We all lose loved ones eventually; no one is immortal. Therefore, I strongly encourage you, reader, to pick up the phone and call someone you love and tell them that (that you love them, not that they’re not immortal – the last thing people need is a reminder of their mortality). It doesn’t have to be an outright “I love you”, it could be something as elegant as “what would I do without you”, “you’ve been such a big help”, or “thanks for a great time”, because we live in a society where things move so fast that it is very easy for people to forget, and for people to be forgotten. Communication is essential if you want to be content, and if you want to help others be content: humans are social creatures, whether we like it or not. Even hermits are bound to miss even the most mild social interaction. Now, to link this with festivities, Christmas is a beloved celebration, for the secular and the religious alike. If you know anyone who might feel left out this Christmas, it never hurts to extend an invitation.
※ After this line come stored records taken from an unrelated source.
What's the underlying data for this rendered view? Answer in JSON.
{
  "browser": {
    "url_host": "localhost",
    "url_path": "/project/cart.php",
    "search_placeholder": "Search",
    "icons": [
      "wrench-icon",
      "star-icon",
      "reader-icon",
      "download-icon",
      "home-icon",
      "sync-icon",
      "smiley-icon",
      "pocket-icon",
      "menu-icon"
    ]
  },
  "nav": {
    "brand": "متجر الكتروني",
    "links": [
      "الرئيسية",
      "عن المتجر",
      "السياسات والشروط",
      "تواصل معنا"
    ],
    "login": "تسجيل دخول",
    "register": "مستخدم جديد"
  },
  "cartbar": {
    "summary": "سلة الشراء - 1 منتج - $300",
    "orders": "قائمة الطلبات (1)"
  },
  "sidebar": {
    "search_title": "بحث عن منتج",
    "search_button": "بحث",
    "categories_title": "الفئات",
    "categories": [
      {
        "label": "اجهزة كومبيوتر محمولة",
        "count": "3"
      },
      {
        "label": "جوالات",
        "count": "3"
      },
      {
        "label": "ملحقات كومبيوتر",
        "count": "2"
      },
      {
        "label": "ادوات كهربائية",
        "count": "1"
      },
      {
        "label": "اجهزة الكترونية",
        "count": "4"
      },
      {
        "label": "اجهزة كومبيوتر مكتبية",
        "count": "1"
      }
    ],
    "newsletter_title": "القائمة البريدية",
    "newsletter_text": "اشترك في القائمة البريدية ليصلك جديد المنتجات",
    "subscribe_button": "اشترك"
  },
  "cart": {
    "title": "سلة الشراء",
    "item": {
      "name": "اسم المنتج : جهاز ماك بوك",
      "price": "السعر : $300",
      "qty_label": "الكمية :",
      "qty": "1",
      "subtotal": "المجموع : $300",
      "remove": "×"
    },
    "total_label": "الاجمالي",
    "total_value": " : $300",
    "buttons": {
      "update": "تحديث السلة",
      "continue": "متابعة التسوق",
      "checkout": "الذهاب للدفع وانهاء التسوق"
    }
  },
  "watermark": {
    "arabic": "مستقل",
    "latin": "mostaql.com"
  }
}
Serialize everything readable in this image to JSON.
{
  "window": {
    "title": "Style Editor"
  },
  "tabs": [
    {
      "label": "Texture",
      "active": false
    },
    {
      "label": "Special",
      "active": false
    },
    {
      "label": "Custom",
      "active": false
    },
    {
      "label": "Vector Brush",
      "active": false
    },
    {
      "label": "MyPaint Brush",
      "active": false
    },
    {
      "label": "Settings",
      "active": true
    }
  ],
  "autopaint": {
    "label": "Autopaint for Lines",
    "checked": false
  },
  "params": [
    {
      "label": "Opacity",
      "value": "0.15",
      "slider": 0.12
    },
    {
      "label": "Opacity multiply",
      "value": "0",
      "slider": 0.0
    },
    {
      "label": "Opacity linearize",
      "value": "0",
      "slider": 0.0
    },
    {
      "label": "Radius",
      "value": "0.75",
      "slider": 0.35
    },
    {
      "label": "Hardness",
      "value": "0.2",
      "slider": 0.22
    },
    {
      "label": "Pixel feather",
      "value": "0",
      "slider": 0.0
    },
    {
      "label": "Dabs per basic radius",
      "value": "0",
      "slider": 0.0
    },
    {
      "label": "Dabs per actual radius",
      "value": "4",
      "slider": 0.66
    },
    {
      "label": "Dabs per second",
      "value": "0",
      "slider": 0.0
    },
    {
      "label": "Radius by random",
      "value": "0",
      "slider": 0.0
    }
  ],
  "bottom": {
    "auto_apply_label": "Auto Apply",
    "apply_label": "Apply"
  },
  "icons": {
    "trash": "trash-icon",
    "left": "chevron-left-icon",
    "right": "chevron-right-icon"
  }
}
We all take so many things for granted, more than we can know; the least we can do is acknowledge this, and thank the people (and pets!) without whom our lives would be utter chaos.

I wish you all a Merry Christmas, and a Happy New Year.